In a statement, Macy’s said the decision to open on Thanksgiving was “in response to interest from customers who prefer to start their shopping early.” And it’s also true that it’s what some employees want as well, especially when retailers offer to pay time and a half, or when labor agreements include provisions for premium pay. But what I want to do is encourage people to look at the bigger work-life picture. Giving up our holidays can negatively impact our well-being and our personal and family lives. Creating traditions with our children and continuing traditions with our elders can also suffer. More important, it further erodes the already faint distinction between our work and our personal lives, and it’s a trend that just may move from retail to white collar jobs. After all, 50 years ago no one would have thought that professionals would be working nights and weekends, and we all know how that turned out.

Some companies seem to realize that this trend has larger implications and remain Turkey Day–selling holdouts. Costco, often cited as an employee-friendly company, is one of those. This article from includes a list of seven retailers bucking the trend. One of the retailers mentioned in the piece includes P.C. Richard & Son. A statement on the company’s blog sums up why opening stores on Thanksgiving or shopping at stores that are open on that day may not be a good thing.

It is our opinion that retailers who choose to open on Thanksgiving Day show no respect to their employees and families, and are in total disrespect of family values in the United States of America.

While that may sound a little moralistic, in the end, it really is about values, although not necessarily the obvious ones. It’s about keeping the ever encroaching workweek at bay and preserving the notion that we are all entitled to some rest and rejuvenation.

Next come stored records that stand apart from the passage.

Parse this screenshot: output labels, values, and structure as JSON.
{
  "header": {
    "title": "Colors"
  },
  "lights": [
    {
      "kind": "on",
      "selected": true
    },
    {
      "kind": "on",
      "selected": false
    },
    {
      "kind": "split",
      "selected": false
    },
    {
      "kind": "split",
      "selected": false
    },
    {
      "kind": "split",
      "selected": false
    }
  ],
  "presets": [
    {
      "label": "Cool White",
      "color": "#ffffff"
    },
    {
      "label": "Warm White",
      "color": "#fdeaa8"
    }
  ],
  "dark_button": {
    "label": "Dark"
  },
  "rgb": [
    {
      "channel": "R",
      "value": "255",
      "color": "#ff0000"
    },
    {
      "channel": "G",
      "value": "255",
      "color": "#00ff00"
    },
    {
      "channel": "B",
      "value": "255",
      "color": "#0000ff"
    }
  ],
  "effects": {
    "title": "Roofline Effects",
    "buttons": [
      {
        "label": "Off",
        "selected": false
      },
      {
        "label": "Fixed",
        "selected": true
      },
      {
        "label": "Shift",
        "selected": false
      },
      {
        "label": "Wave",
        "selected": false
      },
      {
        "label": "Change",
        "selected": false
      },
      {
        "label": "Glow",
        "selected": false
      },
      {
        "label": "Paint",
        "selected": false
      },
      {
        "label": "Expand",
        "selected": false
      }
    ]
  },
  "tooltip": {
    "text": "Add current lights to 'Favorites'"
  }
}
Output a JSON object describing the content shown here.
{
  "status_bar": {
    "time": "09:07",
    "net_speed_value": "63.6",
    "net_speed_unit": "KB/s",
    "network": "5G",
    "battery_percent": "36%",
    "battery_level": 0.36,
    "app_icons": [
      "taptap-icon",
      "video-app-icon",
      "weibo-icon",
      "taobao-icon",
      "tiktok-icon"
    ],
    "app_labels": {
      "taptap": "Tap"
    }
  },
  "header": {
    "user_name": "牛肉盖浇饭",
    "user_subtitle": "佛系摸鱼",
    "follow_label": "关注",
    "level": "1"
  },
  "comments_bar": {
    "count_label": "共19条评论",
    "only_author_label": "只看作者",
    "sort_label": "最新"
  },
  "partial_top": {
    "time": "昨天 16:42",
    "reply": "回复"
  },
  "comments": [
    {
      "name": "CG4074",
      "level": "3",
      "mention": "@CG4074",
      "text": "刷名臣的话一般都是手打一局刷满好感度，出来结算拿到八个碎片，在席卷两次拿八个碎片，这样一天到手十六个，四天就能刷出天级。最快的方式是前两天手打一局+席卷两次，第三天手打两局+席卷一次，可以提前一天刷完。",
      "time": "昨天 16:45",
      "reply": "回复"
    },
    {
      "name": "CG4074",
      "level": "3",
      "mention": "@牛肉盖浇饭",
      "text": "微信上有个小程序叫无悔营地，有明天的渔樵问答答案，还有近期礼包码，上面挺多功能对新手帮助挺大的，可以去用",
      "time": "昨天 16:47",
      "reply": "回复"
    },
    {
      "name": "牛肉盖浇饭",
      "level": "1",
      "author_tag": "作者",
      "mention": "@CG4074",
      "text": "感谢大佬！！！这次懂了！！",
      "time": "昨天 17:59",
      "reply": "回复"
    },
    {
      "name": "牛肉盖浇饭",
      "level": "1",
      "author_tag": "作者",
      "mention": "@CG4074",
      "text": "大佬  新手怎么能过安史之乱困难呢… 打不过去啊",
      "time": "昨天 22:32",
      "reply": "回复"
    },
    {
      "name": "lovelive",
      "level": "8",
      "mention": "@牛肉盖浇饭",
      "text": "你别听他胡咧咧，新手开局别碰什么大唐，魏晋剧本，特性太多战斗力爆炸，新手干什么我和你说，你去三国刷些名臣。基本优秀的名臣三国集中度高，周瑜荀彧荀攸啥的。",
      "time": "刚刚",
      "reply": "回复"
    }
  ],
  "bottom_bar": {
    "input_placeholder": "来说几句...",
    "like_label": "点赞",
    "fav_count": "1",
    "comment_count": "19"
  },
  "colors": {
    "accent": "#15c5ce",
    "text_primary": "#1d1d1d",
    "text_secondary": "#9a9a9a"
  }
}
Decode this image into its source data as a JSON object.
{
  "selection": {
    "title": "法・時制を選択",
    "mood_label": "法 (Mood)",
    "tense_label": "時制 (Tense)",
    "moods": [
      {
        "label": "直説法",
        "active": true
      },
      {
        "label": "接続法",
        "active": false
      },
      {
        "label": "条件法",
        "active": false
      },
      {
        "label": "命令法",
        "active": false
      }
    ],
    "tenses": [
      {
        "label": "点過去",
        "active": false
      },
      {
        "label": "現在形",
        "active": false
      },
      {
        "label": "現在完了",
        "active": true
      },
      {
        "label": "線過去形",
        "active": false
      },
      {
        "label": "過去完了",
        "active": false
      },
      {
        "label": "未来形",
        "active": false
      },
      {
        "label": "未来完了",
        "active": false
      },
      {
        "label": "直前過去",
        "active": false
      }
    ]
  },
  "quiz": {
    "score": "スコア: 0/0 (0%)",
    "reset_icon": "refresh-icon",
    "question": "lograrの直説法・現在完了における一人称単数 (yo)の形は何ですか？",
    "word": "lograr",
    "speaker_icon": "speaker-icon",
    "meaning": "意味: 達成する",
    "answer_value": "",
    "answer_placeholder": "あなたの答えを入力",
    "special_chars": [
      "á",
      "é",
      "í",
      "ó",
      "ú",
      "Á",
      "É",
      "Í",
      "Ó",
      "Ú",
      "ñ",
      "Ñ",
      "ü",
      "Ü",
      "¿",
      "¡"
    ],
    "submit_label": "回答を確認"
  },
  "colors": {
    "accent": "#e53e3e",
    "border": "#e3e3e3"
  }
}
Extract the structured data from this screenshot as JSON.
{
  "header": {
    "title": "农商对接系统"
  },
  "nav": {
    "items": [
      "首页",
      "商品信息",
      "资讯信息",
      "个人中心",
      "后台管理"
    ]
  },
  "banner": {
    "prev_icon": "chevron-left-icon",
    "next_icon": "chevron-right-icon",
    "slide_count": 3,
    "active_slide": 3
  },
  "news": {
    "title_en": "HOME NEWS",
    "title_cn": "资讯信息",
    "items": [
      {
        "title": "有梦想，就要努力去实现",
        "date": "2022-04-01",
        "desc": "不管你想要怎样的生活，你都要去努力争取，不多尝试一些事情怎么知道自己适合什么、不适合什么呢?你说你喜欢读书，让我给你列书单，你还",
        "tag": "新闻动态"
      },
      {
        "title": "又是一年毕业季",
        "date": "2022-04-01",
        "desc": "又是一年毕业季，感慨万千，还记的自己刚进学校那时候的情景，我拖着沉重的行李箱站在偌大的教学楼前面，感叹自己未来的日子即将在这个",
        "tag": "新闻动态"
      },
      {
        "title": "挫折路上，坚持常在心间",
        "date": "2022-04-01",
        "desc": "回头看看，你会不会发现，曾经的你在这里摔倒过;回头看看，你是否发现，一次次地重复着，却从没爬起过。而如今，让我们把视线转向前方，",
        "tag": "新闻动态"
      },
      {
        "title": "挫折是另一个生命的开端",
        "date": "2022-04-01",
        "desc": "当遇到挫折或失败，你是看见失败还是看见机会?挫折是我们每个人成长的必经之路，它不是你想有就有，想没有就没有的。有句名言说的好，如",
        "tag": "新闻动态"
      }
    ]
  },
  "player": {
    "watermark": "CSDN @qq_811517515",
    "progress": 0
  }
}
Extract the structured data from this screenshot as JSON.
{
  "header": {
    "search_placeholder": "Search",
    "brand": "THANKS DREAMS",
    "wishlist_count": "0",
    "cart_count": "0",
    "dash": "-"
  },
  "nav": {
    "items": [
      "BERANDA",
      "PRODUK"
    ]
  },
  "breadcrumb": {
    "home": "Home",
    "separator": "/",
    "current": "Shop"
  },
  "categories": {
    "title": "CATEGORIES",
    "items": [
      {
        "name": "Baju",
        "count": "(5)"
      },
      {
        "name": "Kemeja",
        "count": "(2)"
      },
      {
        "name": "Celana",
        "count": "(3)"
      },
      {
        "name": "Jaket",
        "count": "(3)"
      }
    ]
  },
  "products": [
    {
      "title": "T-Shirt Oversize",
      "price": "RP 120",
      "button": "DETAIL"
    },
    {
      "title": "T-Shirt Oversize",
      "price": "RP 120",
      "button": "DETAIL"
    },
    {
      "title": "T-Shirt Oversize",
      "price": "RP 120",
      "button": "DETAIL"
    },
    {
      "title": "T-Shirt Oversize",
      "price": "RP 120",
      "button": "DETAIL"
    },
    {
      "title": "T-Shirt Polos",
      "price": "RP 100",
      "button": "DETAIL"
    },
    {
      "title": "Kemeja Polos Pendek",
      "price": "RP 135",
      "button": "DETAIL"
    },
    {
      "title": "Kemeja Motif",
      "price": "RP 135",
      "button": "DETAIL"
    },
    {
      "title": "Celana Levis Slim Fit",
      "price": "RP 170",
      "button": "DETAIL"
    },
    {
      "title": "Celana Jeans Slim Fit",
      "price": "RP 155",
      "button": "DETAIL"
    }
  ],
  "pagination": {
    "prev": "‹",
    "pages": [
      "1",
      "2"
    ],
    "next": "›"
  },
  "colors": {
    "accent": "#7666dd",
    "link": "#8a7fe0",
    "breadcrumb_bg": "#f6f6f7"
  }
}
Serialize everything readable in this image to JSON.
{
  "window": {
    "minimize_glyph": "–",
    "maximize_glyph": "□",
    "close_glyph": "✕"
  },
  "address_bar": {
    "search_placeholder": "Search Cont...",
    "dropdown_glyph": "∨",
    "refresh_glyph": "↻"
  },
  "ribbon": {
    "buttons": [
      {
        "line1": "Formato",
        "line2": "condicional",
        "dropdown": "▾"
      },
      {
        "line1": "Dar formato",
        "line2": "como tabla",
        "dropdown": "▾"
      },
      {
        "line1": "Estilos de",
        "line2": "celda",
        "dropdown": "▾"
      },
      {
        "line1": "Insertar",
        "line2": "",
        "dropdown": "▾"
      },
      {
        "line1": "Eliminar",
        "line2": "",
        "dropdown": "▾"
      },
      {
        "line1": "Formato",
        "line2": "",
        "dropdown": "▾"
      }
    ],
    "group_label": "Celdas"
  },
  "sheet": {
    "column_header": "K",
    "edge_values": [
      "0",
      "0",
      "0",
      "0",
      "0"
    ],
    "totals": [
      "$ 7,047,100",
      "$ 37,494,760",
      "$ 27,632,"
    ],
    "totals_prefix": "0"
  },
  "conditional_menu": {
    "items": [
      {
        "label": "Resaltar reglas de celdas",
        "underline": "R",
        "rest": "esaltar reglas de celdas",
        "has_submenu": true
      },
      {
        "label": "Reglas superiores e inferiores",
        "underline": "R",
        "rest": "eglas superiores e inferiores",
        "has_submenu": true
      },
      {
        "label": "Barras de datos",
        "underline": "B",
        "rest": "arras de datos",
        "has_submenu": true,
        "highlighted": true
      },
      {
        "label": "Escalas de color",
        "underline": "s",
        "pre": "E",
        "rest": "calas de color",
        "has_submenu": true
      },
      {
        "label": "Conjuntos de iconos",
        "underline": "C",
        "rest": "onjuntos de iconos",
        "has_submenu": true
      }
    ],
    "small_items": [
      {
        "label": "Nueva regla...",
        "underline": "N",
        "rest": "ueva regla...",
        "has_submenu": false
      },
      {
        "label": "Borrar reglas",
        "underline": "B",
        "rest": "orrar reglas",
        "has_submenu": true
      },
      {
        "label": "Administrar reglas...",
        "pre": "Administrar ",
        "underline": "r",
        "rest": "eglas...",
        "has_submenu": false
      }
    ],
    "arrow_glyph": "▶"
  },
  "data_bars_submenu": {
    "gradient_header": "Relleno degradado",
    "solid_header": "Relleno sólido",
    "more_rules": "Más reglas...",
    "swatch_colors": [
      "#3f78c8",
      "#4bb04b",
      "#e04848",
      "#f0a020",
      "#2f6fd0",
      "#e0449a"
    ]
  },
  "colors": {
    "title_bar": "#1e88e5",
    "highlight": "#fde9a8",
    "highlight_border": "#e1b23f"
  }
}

Ellen Galinsky is co-founder and president of the Families and Work Institute and author of Mind in the Making: The Seven Essential Life Skills Every Child Needs. The views expressed are solely her own.